A litigant is entitled to summary judgment when the pleadings, depositions, interrogatories, affidavits, and admissions on file show that there is no genuine issue as to a material fact and that the litigant is entitled to judgment as a matter of law. Minn. R. Civ. P. 56.03. But summary judgment is ordinarily denied when issues of fact are outstanding or when issues of law run against the moving party. F. & H. Investment Co. v. Sackman-Gilliland Corp., 305 Minn. 155, 158, 232 N.W.2d 769, 772 (1975).

For three reasons we conclude that the record does not support a summary judgment. First, in determining the liability of the lessor for claims of the sublessee, the district court looked solely to the "indemnification clauses contained within the subrogation clauses" of the lease and sublease to determine that Hanson Woodworking should be prohibited from bringing its claims against Prairie Avenue and Shaft. But the lease and sublease also contain a section governing indemnity and liability insurance. This section provides indemnification only for claims arising out of the lessor's or lessee's negligent or willful acts. The district court did not analyze this provision or consider its effects on the indemnification language in the subrogation clause.

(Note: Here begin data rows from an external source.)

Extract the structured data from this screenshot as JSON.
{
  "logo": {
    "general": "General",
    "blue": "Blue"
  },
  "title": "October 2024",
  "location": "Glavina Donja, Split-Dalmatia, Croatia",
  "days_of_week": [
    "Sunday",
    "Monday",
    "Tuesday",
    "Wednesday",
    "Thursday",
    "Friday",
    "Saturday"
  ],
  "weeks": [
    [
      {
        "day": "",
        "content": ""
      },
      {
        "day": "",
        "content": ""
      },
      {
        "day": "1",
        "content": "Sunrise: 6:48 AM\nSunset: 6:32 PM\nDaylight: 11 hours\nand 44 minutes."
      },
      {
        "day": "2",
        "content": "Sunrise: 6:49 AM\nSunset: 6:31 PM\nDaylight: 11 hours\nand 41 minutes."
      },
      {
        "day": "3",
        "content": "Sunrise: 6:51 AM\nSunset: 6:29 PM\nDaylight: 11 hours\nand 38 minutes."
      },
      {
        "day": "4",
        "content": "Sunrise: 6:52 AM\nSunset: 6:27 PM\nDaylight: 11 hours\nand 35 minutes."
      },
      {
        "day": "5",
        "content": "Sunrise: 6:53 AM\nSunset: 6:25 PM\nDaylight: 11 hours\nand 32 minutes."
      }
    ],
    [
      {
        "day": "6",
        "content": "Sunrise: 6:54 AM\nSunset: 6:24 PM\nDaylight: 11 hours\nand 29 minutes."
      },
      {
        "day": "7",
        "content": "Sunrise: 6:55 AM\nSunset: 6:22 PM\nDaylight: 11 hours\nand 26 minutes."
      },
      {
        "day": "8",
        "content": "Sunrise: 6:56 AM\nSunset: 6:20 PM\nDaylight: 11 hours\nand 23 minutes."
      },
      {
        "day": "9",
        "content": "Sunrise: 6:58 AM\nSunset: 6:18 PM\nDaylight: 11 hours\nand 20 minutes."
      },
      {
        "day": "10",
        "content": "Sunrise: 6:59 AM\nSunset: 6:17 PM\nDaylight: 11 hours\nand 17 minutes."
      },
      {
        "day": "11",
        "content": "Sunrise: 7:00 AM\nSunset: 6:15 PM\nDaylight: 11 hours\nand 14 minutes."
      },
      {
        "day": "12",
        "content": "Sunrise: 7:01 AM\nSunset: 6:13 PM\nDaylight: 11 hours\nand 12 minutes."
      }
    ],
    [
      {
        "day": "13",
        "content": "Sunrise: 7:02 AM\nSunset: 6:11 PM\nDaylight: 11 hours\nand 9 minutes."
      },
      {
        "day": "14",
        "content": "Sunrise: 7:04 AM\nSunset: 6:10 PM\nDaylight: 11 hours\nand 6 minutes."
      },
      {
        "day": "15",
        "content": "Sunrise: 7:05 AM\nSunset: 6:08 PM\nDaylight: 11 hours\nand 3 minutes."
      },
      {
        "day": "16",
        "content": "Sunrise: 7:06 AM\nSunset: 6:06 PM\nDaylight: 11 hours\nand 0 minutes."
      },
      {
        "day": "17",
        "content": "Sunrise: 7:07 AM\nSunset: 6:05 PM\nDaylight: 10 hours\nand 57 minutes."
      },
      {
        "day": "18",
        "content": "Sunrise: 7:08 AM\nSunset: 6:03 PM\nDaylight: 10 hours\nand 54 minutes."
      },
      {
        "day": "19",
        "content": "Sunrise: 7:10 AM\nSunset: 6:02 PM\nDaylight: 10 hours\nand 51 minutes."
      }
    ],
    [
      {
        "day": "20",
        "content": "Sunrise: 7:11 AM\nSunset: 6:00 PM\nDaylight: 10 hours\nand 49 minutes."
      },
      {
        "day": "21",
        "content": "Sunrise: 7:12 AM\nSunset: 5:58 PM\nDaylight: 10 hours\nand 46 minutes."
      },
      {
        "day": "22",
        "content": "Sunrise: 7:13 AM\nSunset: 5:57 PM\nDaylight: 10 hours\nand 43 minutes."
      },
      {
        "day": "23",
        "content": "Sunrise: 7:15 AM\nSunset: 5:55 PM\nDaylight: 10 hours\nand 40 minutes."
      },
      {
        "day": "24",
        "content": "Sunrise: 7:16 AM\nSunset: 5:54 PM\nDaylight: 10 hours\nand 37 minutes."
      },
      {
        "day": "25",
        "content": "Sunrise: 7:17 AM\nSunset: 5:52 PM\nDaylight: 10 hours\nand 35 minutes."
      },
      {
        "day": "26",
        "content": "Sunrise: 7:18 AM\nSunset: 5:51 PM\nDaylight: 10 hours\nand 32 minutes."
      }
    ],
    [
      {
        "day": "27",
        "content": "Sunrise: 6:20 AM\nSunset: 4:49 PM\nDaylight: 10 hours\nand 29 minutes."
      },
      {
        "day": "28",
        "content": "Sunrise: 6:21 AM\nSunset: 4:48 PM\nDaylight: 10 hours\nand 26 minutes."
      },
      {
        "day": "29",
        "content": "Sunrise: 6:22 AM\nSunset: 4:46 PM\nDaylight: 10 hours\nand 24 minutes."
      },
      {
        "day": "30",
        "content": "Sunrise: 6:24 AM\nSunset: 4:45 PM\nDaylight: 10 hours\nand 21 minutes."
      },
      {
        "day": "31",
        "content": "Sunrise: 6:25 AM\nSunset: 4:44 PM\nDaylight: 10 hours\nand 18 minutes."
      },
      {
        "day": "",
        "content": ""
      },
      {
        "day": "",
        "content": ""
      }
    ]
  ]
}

Second, the district court's determination collapses the lease and the sublease into one agreement without considering the separate nature of the lease agreements or the fact that the lessee (and sublessor), Faribault Foods, is not a party to this action. The lease is not a global agreement among Prairie Avenue, Shaft, Faribault Foods, and Hanson Woodworking. It is an agreement only between Prairie and Faribault Foods. The sublease is an agreement only between Faribault Foods and Hanson Woodworking. Prairie and Shaft cite cases from other jurisdictions enforcing waiver of subrogation provisions, but none of the cited authority involves a sublessee who was not a party to the original lease. A third party is not entitled to sue on an indemnity agreement to which he is not a party. Cruickshank v. Ellis, 178 Minn. 103, 109, 226 N.W. 192, 195 (1929); Fjellman v. Weller, 213 Minn. 457, 468, 7 N.W.2d 521, 529 (1942).

Third, Prairie and Scott assert that Hanson Woodworking is an assignee of Faribault Foods and is bound by the provisions in the original lease between Prairie Avenue and Faribault Foods. Hanson Woodworking disputes that an assignment could be created without an express agreement. But whether the sublease constituted an assignment was not considered by the district court. This court will not review an alternative basis that was not considered or decided by the district court. Thiele v. Stich, 425 N.W.2d 580, 582 (Minn. 1988).

Reversed and remanded.